* _Work required_: For this exercise, return the line containing "Decode this image" and every line after it through the end of the records below, without alteration.
******
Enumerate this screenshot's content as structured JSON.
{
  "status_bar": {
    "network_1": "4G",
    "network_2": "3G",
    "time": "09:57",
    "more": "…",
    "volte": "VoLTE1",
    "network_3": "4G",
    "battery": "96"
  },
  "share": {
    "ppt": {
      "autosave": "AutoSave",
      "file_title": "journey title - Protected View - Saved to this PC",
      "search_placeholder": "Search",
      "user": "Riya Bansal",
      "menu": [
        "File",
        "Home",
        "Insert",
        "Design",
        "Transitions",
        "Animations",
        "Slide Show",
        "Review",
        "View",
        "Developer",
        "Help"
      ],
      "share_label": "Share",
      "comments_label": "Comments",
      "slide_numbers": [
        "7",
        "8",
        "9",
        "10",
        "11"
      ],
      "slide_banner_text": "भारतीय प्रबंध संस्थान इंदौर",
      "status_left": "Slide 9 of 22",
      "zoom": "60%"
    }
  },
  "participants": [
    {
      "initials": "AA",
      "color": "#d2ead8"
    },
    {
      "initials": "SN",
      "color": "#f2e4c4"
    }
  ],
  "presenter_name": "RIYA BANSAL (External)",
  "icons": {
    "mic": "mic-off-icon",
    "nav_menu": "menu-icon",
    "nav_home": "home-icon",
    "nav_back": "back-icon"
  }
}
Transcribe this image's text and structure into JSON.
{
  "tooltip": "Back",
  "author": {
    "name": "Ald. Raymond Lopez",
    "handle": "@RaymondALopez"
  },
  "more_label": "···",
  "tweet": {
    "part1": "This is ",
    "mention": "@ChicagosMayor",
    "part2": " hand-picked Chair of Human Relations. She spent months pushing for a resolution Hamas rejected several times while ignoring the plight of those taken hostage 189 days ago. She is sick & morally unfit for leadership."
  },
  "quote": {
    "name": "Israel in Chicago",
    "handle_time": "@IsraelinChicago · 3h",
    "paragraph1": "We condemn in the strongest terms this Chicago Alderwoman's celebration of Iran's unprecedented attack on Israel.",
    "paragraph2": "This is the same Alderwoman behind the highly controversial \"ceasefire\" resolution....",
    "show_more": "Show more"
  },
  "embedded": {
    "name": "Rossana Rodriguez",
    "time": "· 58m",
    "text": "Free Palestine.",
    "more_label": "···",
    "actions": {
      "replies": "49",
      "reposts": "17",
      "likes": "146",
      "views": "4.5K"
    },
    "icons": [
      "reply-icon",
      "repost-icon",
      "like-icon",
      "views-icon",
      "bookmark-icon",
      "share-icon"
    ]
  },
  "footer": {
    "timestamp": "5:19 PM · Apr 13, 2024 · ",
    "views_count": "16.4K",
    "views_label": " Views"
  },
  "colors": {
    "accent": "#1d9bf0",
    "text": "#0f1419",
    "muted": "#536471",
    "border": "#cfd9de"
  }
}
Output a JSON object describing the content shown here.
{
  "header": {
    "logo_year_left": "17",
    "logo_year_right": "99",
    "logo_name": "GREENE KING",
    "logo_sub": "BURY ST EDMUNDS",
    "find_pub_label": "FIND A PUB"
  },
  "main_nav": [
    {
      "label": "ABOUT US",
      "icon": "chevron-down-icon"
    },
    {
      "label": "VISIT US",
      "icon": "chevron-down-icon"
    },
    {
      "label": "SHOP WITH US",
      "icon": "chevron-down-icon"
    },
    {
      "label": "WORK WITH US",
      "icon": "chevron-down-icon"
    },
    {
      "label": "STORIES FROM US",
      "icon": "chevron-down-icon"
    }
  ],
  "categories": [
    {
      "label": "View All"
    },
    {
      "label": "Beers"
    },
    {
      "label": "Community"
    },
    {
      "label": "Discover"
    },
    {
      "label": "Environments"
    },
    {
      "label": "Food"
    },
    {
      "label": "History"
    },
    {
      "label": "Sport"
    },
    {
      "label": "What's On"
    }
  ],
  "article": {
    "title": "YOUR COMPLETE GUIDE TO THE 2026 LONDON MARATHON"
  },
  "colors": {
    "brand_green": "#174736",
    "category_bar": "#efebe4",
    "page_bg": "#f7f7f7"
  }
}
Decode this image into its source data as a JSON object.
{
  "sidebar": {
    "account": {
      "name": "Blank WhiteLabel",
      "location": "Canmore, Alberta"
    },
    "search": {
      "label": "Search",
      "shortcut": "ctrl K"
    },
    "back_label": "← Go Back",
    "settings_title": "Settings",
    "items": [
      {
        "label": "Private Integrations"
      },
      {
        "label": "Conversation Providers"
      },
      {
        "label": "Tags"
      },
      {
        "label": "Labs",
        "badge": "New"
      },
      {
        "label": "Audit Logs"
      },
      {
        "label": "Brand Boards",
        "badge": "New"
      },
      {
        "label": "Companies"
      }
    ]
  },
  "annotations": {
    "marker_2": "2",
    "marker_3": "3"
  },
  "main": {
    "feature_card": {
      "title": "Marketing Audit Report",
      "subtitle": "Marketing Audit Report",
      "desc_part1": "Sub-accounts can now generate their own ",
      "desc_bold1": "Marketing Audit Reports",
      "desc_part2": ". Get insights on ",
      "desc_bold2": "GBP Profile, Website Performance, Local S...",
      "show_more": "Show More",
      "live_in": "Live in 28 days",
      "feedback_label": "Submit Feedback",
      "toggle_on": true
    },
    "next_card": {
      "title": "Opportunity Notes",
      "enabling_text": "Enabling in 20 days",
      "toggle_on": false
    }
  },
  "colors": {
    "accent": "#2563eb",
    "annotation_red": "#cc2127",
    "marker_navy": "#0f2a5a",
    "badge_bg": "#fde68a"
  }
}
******
* _Expected output_:
Decode this image into its source data as a JSON object.
{
  "sidebar": {
    "account": {
      "name": "Blank WhiteLabel",
      "location": "Canmore, Alberta"
    },
    "search": {
      "label": "Search",
      "shortcut": "ctrl K"
    },
    "back_label": "← Go Back",
    "settings_title": "Settings",
    "items": [
      {
        "label": "Private Integrations"
      },
      {
        "label": "Conversation Providers"
      },
      {
        "label": "Tags"
      },
      {
        "label": "Labs",
        "badge": "New"
      },
      {
        "label": "Audit Logs"
      },
      {
        "label": "Brand Boards",
        "badge": "New"
      },
      {
        "label": "Companies"
      }
    ]
  },
  "annotations": {
    "marker_2": "2",
    "marker_3": "3"
  },
  "main": {
    "feature_card": {
      "title": "Marketing Audit Report",
      "subtitle": "Marketing Audit Report",
      "desc_part1": "Sub-accounts can now generate their own ",
      "desc_bold1": "Marketing Audit Reports",
      "desc_part2": ". Get insights on ",
      "desc_bold2": "GBP Profile, Website Performance, Local S...",
      "show_more": "Show More",
      "live_in": "Live in 28 days",
      "feedback_label": "Submit Feedback",
      "toggle_on": true
    },
    "next_card": {
      "title": "Opportunity Notes",
      "enabling_text": "Enabling in 20 days",
      "toggle_on": false
    }
  },
  "colors": {
    "accent": "#2563eb",
    "annotation_red": "#cc2127",
    "marker_navy": "#0f2a5a",
    "badge_bg": "#fde68a"
  }
}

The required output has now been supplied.